§ **EXTRACTED RECORDS**:
------------------------------------------------------------
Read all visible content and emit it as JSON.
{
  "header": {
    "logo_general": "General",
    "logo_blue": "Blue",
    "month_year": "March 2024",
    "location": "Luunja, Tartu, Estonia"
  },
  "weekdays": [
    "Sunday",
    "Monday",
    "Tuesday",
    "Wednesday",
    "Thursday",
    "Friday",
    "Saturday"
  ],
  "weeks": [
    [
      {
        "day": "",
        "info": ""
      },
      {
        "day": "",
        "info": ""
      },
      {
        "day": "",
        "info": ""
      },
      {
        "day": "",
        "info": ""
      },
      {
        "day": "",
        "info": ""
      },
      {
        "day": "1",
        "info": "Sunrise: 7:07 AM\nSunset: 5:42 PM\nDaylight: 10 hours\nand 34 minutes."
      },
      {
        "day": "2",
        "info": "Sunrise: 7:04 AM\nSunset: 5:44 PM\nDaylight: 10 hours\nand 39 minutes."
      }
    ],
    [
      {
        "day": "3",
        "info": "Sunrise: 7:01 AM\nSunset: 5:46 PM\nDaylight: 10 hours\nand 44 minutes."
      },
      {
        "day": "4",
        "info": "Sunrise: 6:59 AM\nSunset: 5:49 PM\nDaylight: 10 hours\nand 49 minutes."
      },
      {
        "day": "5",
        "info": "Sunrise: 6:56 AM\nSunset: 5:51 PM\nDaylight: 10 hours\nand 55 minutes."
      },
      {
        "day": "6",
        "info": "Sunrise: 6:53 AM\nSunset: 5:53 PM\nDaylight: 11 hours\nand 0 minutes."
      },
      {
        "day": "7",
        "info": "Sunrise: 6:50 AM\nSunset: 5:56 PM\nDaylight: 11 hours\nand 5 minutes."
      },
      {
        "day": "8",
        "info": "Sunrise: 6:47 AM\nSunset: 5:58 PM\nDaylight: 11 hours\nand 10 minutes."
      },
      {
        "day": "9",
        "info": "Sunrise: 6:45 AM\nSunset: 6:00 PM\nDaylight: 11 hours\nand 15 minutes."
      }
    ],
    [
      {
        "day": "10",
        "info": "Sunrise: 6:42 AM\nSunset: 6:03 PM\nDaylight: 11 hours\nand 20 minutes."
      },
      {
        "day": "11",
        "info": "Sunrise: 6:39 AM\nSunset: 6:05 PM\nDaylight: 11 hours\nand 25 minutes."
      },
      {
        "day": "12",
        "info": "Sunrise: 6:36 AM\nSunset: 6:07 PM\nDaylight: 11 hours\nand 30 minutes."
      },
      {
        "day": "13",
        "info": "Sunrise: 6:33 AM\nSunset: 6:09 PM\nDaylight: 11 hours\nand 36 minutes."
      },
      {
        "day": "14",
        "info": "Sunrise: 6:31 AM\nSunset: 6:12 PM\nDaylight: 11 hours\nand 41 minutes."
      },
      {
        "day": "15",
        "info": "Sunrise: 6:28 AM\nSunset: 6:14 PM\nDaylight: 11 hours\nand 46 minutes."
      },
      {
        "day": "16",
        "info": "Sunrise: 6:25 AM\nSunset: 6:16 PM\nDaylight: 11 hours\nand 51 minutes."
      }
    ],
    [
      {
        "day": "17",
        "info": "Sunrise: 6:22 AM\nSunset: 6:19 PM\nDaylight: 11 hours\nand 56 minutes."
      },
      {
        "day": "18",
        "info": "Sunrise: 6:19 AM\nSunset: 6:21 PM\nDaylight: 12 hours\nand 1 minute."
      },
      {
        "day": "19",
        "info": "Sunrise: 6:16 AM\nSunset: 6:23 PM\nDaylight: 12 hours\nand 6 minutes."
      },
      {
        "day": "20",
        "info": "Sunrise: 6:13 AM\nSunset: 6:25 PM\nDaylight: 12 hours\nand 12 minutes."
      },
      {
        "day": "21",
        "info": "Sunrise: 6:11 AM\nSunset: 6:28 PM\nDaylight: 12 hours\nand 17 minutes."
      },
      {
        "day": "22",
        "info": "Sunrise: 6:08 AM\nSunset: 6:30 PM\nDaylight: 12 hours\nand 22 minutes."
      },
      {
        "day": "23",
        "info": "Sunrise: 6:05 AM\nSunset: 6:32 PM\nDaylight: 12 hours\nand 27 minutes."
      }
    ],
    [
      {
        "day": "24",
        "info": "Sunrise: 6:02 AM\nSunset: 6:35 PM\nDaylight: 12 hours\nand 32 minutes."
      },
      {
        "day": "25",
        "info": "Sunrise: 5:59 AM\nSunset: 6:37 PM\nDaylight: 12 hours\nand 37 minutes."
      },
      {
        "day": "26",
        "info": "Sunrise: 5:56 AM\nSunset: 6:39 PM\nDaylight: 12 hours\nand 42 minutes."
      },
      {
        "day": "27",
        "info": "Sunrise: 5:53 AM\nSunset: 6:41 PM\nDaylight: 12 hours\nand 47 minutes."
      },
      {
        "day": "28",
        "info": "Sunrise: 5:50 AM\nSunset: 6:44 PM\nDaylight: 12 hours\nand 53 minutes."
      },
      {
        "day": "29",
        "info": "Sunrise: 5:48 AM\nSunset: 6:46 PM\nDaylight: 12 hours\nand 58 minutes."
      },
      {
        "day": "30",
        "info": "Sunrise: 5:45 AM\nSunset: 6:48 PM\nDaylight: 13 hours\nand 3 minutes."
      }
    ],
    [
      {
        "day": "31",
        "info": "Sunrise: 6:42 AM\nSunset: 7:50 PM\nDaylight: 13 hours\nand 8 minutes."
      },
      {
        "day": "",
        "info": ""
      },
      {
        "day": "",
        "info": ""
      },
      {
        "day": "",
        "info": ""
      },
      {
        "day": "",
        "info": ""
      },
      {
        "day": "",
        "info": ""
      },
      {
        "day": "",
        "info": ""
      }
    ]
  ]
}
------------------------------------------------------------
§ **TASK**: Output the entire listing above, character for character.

§ **WRITTEN RESPONSE**:
Read all visible content and emit it as JSON.
{
  "header": {
    "logo_general": "General",
    "logo_blue": "Blue",
    "month_year": "March 2024",
    "location": "Luunja, Tartu, Estonia"
  },
  "weekdays": [
    "Sunday",
    "Monday",
    "Tuesday",
    "Wednesday",
    "Thursday",
    "Friday",
    "Saturday"
  ],
  "weeks": [
    [
      {
        "day": "",
        "info": ""
      },
      {
        "day": "",
        "info": ""
      },
      {
        "day": "",
        "info": ""
      },
      {
        "day": "",
        "info": ""
      },
      {
        "day": "",
        "info": ""
      },
      {
        "day": "1",
        "info": "Sunrise: 7:07 AM\nSunset: 5:42 PM\nDaylight: 10 hours\nand 34 minutes."
      },
      {
        "day": "2",
        "info": "Sunrise: 7:04 AM\nSunset: 5:44 PM\nDaylight: 10 hours\nand 39 minutes."
      }
    ],
    [
      {
        "day": "3",
        "info": "Sunrise: 7:01 AM\nSunset: 5:46 PM\nDaylight: 10 hours\nand 44 minutes."
      },
      {
        "day": "4",
        "info": "Sunrise: 6:59 AM\nSunset: 5:49 PM\nDaylight: 10 hours\nand 49 minutes."
      },
      {
        "day": "5",
        "info": "Sunrise: 6:56 AM\nSunset: 5:51 PM\nDaylight: 10 hours\nand 55 minutes."
      },
      {
        "day": "6",
        "info": "Sunrise: 6:53 AM\nSunset: 5:53 PM\nDaylight: 11 hours\nand 0 minutes."
      },
      {
        "day": "7",
        "info": "Sunrise: 6:50 AM\nSunset: 5:56 PM\nDaylight: 11 hours\nand 5 minutes."
      },
      {
        "day": "8",
        "info": "Sunrise: 6:47 AM\nSunset: 5:58 PM\nDaylight: 11 hours\nand 10 minutes."
      },
      {
        "day": "9",
        "info": "Sunrise: 6:45 AM\nSunset: 6:00 PM\nDaylight: 11 hours\nand 15 minutes."
      }
    ],
    [
      {
        "day": "10",
        "info": "Sunrise: 6:42 AM\nSunset: 6:03 PM\nDaylight: 11 hours\nand 20 minutes."
      },
      {
        "day": "11",
        "info": "Sunrise: 6:39 AM\nSunset: 6:05 PM\nDaylight: 11 hours\nand 25 minutes."
      },
      {
        "day": "12",
        "info": "Sunrise: 6:36 AM\nSunset: 6:07 PM\nDaylight: 11 hours\nand 30 minutes."
      },
      {
        "day": "13",
        "info": "Sunrise: 6:33 AM\nSunset: 6:09 PM\nDaylight: 11 hours\nand 36 minutes."
      },
      {
        "day": "14",
        "info": "Sunrise: 6:31 AM\nSunset: 6:12 PM\nDaylight: 11 hours\nand 41 minutes."
      },
      {
        "day": "15",
        "info": "Sunrise: 6:28 AM\nSunset: 6:14 PM\nDaylight: 11 hours\nand 46 minutes."
      },
      {
        "day": "16",
        "info": "Sunrise: 6:25 AM\nSunset: 6:16 PM\nDaylight: 11 hours\nand 51 minutes."
      }
    ],
    [
      {
        "day": "17",
        "info": "Sunrise: 6:22 AM\nSunset: 6:19 PM\nDaylight: 11 hours\nand 56 minutes."
      },
      {
        "day": "18",
        "info": "Sunrise: 6:19 AM\nSunset: 6:21 PM\nDaylight: 12 hours\nand 1 minute."
      },
      {
        "day": "19",
        "info": "Sunrise: 6:16 AM\nSunset: 6:23 PM\nDaylight: 12 hours\nand 6 minutes."
      },
      {
        "day": "20",
        "info": "Sunrise: 6:13 AM\nSunset: 6:25 PM\nDaylight: 12 hours\nand 12 minutes."
      },
      {
        "day": "21",
        "info": "Sunrise: 6:11 AM\nSunset: 6:28 PM\nDaylight: 12 hours\nand 17 minutes."
      },
      {
        "day": "22",
        "info": "Sunrise: 6:08 AM\nSunset: 6:30 PM\nDaylight: 12 hours\nand 22 minutes."
      },
      {
        "day": "23",
        "info": "Sunrise: 6:05 AM\nSunset: 6:32 PM\nDaylight: 12 hours\nand 27 minutes."
      }
    ],
    [
      {
        "day": "24",
        "info": "Sunrise: 6:02 AM\nSunset: 6:35 PM\nDaylight: 12 hours\nand 32 minutes."
      },
      {
        "day": "25",
        "info": "Sunrise: 5:59 AM\nSunset: 6:37 PM\nDaylight: 12 hours\nand 37 minutes."
      },
      {
        "day": "26",
        "info": "Sunrise: 5:56 AM\nSunset: 6:39 PM\nDaylight: 12 hours\nand 42 minutes."
      },
      {
        "day": "27",
        "info": "Sunrise: 5:53 AM\nSunset: 6:41 PM\nDaylight: 12 hours\nand 47 minutes."
      },
      {
        "day": "28",
        "info": "Sunrise: 5:50 AM\nSunset: 6:44 PM\nDaylight: 12 hours\nand 53 minutes."
      },
      {
        "day": "29",
        "info": "Sunrise: 5:48 AM\nSunset: 6:46 PM\nDaylight: 12 hours\nand 58 minutes."
      },
      {
        "day": "30",
        "info": "Sunrise: 5:45 AM\nSunset: 6:48 PM\nDaylight: 13 hours\nand 3 minutes."
      }
    ],
    [
      {
        "day": "31",
        "info": "Sunrise: 6:42 AM\nSunset: 7:50 PM\nDaylight: 13 hours\nand 8 minutes."
      },
      {
        "day": "",
        "info": ""
      },
      {
        "day": "",
        "info": ""
      },
      {
        "day": "",
        "info": ""
      },
      {
        "day": "",
        "info": ""
      },
      {
        "day": "",
        "info": ""
      },
      {
        "day": "",
        "info": ""
      }
    ]
  ]
}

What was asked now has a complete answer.